Print each record exactly as it appears, but drop the images.

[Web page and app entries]
-*-
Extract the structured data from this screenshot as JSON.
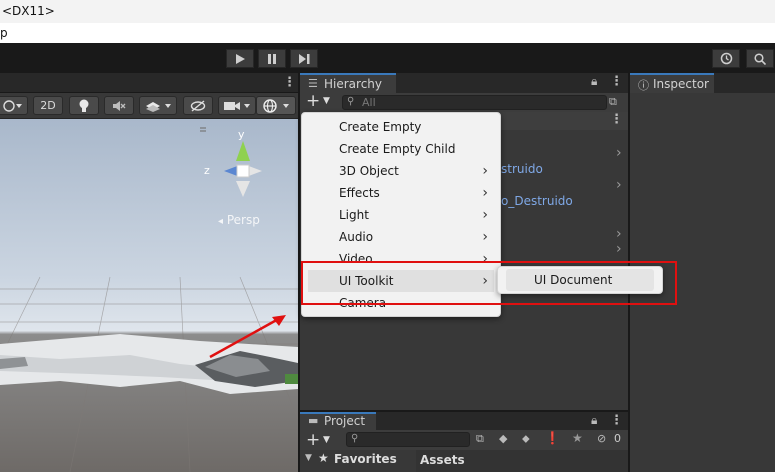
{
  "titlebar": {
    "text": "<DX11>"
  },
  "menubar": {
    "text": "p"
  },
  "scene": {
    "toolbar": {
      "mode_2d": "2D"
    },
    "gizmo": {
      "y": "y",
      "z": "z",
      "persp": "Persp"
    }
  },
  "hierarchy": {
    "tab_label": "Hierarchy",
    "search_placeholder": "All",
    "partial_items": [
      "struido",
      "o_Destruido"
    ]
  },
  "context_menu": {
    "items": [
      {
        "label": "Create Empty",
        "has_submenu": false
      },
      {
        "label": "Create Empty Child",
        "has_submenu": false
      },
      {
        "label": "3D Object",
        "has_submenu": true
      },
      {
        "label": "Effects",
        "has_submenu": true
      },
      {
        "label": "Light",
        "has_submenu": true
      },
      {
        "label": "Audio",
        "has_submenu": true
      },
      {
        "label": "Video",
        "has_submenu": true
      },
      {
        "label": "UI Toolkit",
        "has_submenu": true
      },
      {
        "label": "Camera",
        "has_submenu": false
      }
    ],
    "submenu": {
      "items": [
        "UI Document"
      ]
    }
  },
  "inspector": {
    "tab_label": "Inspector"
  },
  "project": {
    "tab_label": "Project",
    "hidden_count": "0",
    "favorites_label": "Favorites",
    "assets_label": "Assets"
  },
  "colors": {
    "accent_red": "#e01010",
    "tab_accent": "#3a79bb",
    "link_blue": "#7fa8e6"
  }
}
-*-
▶ RESPONSE BOX:
Extract the structured data from this screenshot as JSON.
{
  "titlebar": {
    "text": "<DX11>"
  },
  "menubar": {
    "text": "p"
  },
  "scene": {
    "toolbar": {
      "mode_2d": "2D"
    },
    "gizmo": {
      "y": "y",
      "z": "z",
      "persp": "Persp"
    }
  },
  "hierarchy": {
    "tab_label": "Hierarchy",
    "search_placeholder": "All",
    "partial_items": [
      "struido",
      "o_Destruido"
    ]
  },
  "context_menu": {
    "items": [
      {
        "label": "Create Empty",
        "has_submenu": false
      },
      {
        "label": "Create Empty Child",
        "has_submenu": false
      },
      {
        "label": "3D Object",
        "has_submenu": true
      },
      {
        "label": "Effects",
        "has_submenu": true
      },
      {
        "label": "Light",
        "has_submenu": true
      },
      {
        "label": "Audio",
        "has_submenu": true
      },
      {
        "label": "Video",
        "has_submenu": true
      },
      {
        "label": "UI Toolkit",
        "has_submenu": true
      },
      {
        "label": "Camera",
        "has_submenu": false
      }
    ],
    "submenu": {
      "items": [
        "UI Document"
      ]
    }
  },
  "inspector": {
    "tab_label": "Inspector"
  },
  "project": {
    "tab_label": "Project",
    "hidden_count": "0",
    "favorites_label": "Favorites",
    "assets_label": "Assets"
  },
  "colors": {
    "accent_red": "#e01010",
    "tab_accent": "#3a79bb",
    "link_blue": "#7fa8e6"
  }
}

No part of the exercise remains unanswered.